    Good luck. It appears that you all do a pretty good job of working it out - occational fights aside.

  3. Yeah. We weren't poor like we didn't eat (although when my parents first got married, they were indeed that poor), but vacations for us were camping or maybe a trip to Dallas. We didn't have cable or anything. And spring break definitely just meant you stayed home alone all week.

    Not that any of that's a hardship, and I don't feel deprived of anything (camping was fun!) - my point is simply that what many people took for granted, I didn't have growing up. Neither did my husband. The perspective of someone who did have those things is often very different.

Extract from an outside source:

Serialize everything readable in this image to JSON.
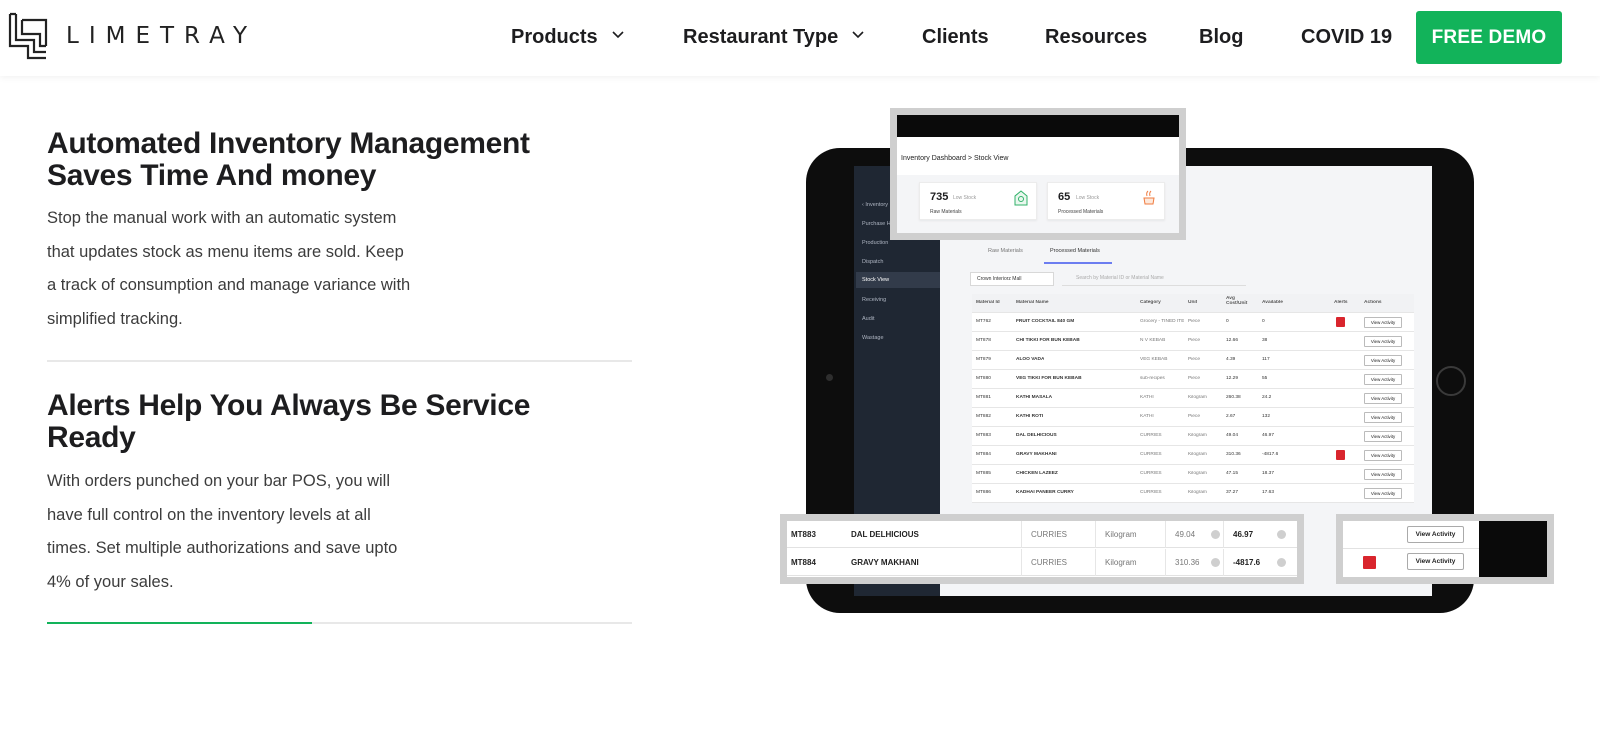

I worry about our kids sometimes (they are growing up with advantages we didn't have...although we live well within our income, so those advantages are mostly things like being able to go to private school (oldest has special needs not served by the public school), which aren't that visible to them. In terms of stuff, honestly, toy-wise, they get more mileage out of animal figures and hot wheels than any of the fancy expensive stuff anyway. I can't stop grandparents and great-aunts buying the expensive crap though).

  4. That's a great way to describe it, Goldie! I often have trouble describing the poor lower-middle class upbringing we had, where I think my parents really were worried about spending an extra few cents on brand names or running the heat or AC (when we finally got it) for a few more dollars a month. We also ate at restaurants once or twice a year for very special occasions, went camping for vacations, and I worked during college to help pay for textbooks and for my own spending money. It's so weird when I think about it to realize that Ms. Cosmic and the minion and I now eat out (or, more usually, get takeout) 2-3 nights a week, but I've gotten inured to it, and I remind myself that we're still saving a ton of money for retirement.

    In fact, I often think "gee, if we both quit our jobs right now, we could get by on ramen and macaroni salad and Netflix and still have money left over to travel!", but that's not the kind of retirement we want, so we'll keep working for another 10-15 years.

    1. Yeah, in the economic class I am in now, nobody thinks twice about going out to eat. But even now, it is like pulling teeth to get my mom to a restaurant (with us paying!).

  5. Power of the Past by Jessi Streib is an interesting booko examining marriages of people raised in different "classes". My parents struggled when I was very young but were more affluent by my teenage years. My husband's parents struggled longer but are affluent now. But there remain certain differences in how we approach things NOW that are based in how we were raised, and it's been helpful to me to read about how others have approached....Of course, Primo has that whole adult child of alcoholics thing too, which is certainly a confounding variable....

  6. There's a marital therapist Bill Harley who posits that Financial Support is a key emotional need for some people. They will endure necessary hard times for a partner but they balk at non emergencies. As I understand it, it's not about how *much* money, more about willingness and generosity. Interesting how you pointed out that the inheritance doesn't meet those conditions.

    FWIW, if you did have a FS need then Primo's old job wouldn't meet your FS need anyway. Didn't he hate it? Harley says the need meeter has to love whatever work he/she does or the person with the need senses the situation is too precarious/unhappy for them to feel fulfilled anyhow. They feel it's temporary and go into 'squirreling money' mode.